Every line below that includes the word "voltage" needs to be copied.

┏━━

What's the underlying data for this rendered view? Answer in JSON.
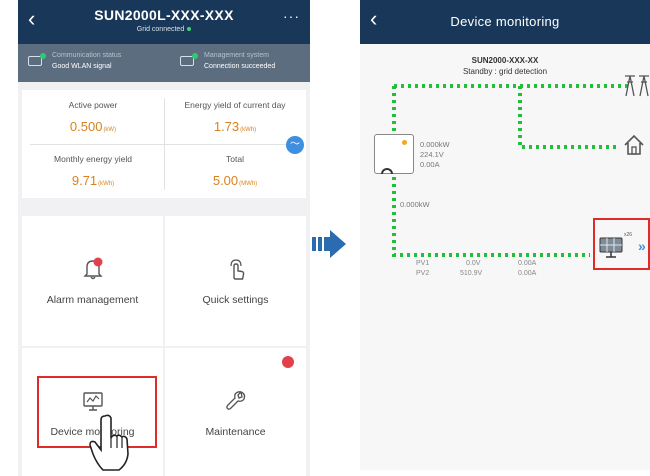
{
  "left": {
    "header": {
      "title": "SUN2000L-XXX-XXX",
      "subtitle": "Grid connected"
    },
    "status": {
      "comm_label": "Communication status",
      "comm_value": "Good WLAN signal",
      "mgmt_label": "Management system",
      "mgmt_value": "Connection succeeded"
    },
    "stats": [
      {
        "label": "Active power",
        "value": "0.500",
        "unit": "(kW)"
      },
      {
        "label": "Energy yield of current day",
        "value": "1.73",
        "unit": "(kWh)"
      },
      {
        "label": "Monthly energy yield",
        "value": "9.71",
        "unit": "(kWh)"
      },
      {
        "label": "Total",
        "value": "5.00",
        "unit": "(MWh)"
      }
    ],
    "tiles": [
      "Alarm management",
      "Quick settings",
      "Device monitoring",
      "Maintenance"
    ]
  },
  "right": {
    "header": {
      "title": "Device monitoring"
    },
    "device_name": "SUN2000-XXX-XX",
    "device_state": "Standby : grid detection",
    "inverter": {
      "power": "0.000kW",
      "voltage": "224.1V",
      "current": "0.00A"
    },
    "battery_power": "0.000kW",
    "pv": [
      {
        "name": "PV1",
        "voltage": "0.0V",
        "current": "0.00A"
      },
      {
        "name": "PV2",
        "voltage": "510.9V",
        "current": "0.00A"
      }
    ],
    "pv_count": "x26"
  },
  "colors": {
    "header": "#183759",
    "accent": "#d9821e",
    "highlight": "#e02b2b",
    "flow": "#22c03a"
  }
}
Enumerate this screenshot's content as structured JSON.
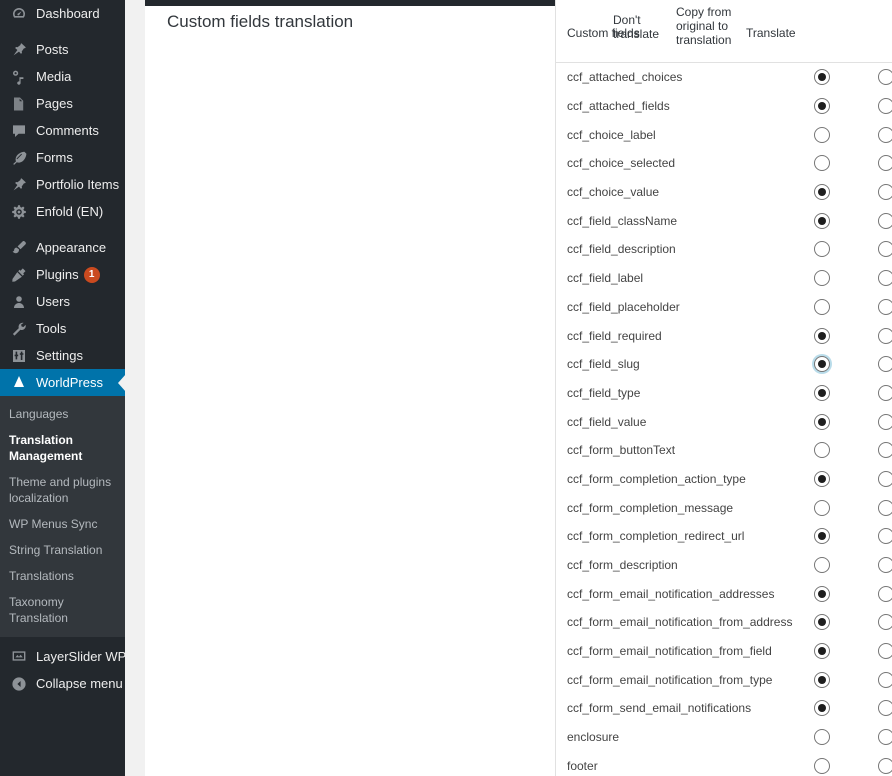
{
  "sidebar": {
    "menu": [
      {
        "label": "Dashboard",
        "icon": "dashboard-icon",
        "name": "sidebar-item-dashboard",
        "gap_after": true
      },
      {
        "label": "Posts",
        "icon": "pin-icon",
        "name": "sidebar-item-posts"
      },
      {
        "label": "Media",
        "icon": "media-icon",
        "name": "sidebar-item-media"
      },
      {
        "label": "Pages",
        "icon": "page-icon",
        "name": "sidebar-item-pages"
      },
      {
        "label": "Comments",
        "icon": "comment-icon",
        "name": "sidebar-item-comments"
      },
      {
        "label": "Forms",
        "icon": "feather-icon",
        "name": "sidebar-item-forms"
      },
      {
        "label": "Portfolio Items",
        "icon": "pin-icon",
        "name": "sidebar-item-portfolio-items"
      },
      {
        "label": "Enfold (EN)",
        "icon": "gear-icon",
        "name": "sidebar-item-enfold",
        "gap_after": true
      },
      {
        "label": "Appearance",
        "icon": "brush-icon",
        "name": "sidebar-item-appearance"
      },
      {
        "label": "Plugins",
        "icon": "plug-icon",
        "name": "sidebar-item-plugins",
        "badge": "1"
      },
      {
        "label": "Users",
        "icon": "user-icon",
        "name": "sidebar-item-users"
      },
      {
        "label": "Tools",
        "icon": "wrench-icon",
        "name": "sidebar-item-tools"
      },
      {
        "label": "Settings",
        "icon": "sliders-icon",
        "name": "sidebar-item-settings"
      }
    ],
    "active": {
      "label": "WorldPress",
      "icon": "worldpress-icon",
      "name": "sidebar-item-worldpress"
    },
    "submenu": [
      {
        "label": "Languages",
        "name": "submenu-item-languages",
        "current": false
      },
      {
        "label": "Translation Management",
        "name": "submenu-item-translation-management",
        "current": true
      },
      {
        "label": "Theme and plugins localization",
        "name": "submenu-item-theme-plugins-localization",
        "current": false
      },
      {
        "label": "WP Menus Sync",
        "name": "submenu-item-wp-menus-sync",
        "current": false
      },
      {
        "label": "String Translation",
        "name": "submenu-item-string-translation",
        "current": false
      },
      {
        "label": "Translations",
        "name": "submenu-item-translations",
        "current": false
      },
      {
        "label": "Taxonomy Translation",
        "name": "submenu-item-taxonomy-translation",
        "current": false
      }
    ],
    "footer": [
      {
        "label": "LayerSlider WP",
        "icon": "layerslider-icon",
        "name": "sidebar-item-layerslider-wp"
      },
      {
        "label": "Collapse menu",
        "icon": "collapse-icon",
        "name": "collapse-menu-button"
      }
    ],
    "accent_color": "#0073aa",
    "badge_color": "#ca4a1f"
  },
  "page": {
    "title": "Custom fields translation"
  },
  "table": {
    "headers": {
      "name": "Custom fields",
      "dont_translate": "Don't translate",
      "copy_from_original": "Copy from original to translation",
      "translate": "Translate"
    },
    "rows": [
      {
        "field": "ccf_attached_choices",
        "selected": "dont"
      },
      {
        "field": "ccf_attached_fields",
        "selected": "dont"
      },
      {
        "field": "ccf_choice_label",
        "selected": "translate"
      },
      {
        "field": "ccf_choice_selected",
        "selected": "translate"
      },
      {
        "field": "ccf_choice_value",
        "selected": "dont"
      },
      {
        "field": "ccf_field_className",
        "selected": "dont"
      },
      {
        "field": "ccf_field_description",
        "selected": "translate"
      },
      {
        "field": "ccf_field_label",
        "selected": "translate"
      },
      {
        "field": "ccf_field_placeholder",
        "selected": "translate"
      },
      {
        "field": "ccf_field_required",
        "selected": "dont"
      },
      {
        "field": "ccf_field_slug",
        "selected": "dont",
        "focused": "dont"
      },
      {
        "field": "ccf_field_type",
        "selected": "dont"
      },
      {
        "field": "ccf_field_value",
        "selected": "dont"
      },
      {
        "field": "ccf_form_buttonText",
        "selected": "translate"
      },
      {
        "field": "ccf_form_completion_action_type",
        "selected": "dont"
      },
      {
        "field": "ccf_form_completion_message",
        "selected": "translate"
      },
      {
        "field": "ccf_form_completion_redirect_url",
        "selected": "dont"
      },
      {
        "field": "ccf_form_description",
        "selected": "translate"
      },
      {
        "field": "ccf_form_email_notification_addresses",
        "selected": "dont"
      },
      {
        "field": "ccf_form_email_notification_from_address",
        "selected": "dont"
      },
      {
        "field": "ccf_form_email_notification_from_field",
        "selected": "dont"
      },
      {
        "field": "ccf_form_email_notification_from_type",
        "selected": "dont"
      },
      {
        "field": "ccf_form_send_email_notifications",
        "selected": "dont"
      },
      {
        "field": "enclosure",
        "selected": "none"
      },
      {
        "field": "footer",
        "selected": "none"
      }
    ]
  }
}
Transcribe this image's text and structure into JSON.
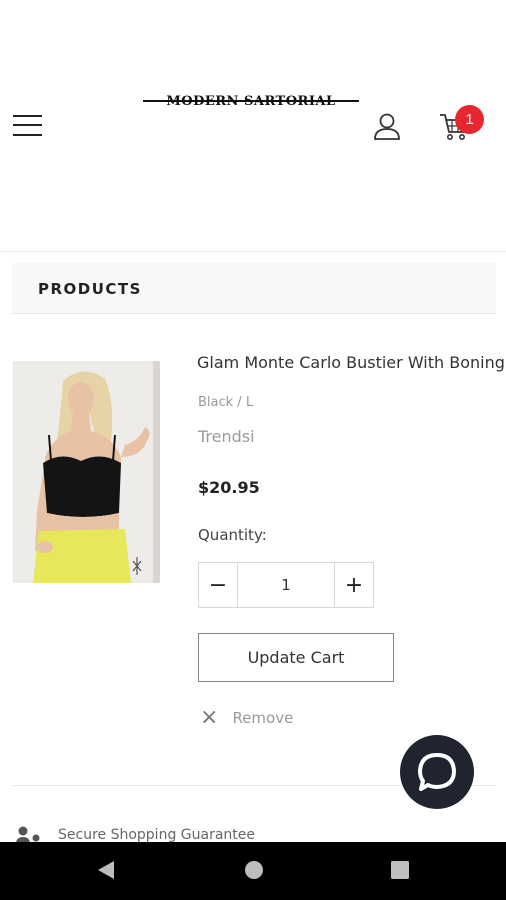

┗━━

WRITTEN RESPONSE:
      "voltage": "224.1V",
        "voltage": "0.0V",
        "voltage": "510.9V",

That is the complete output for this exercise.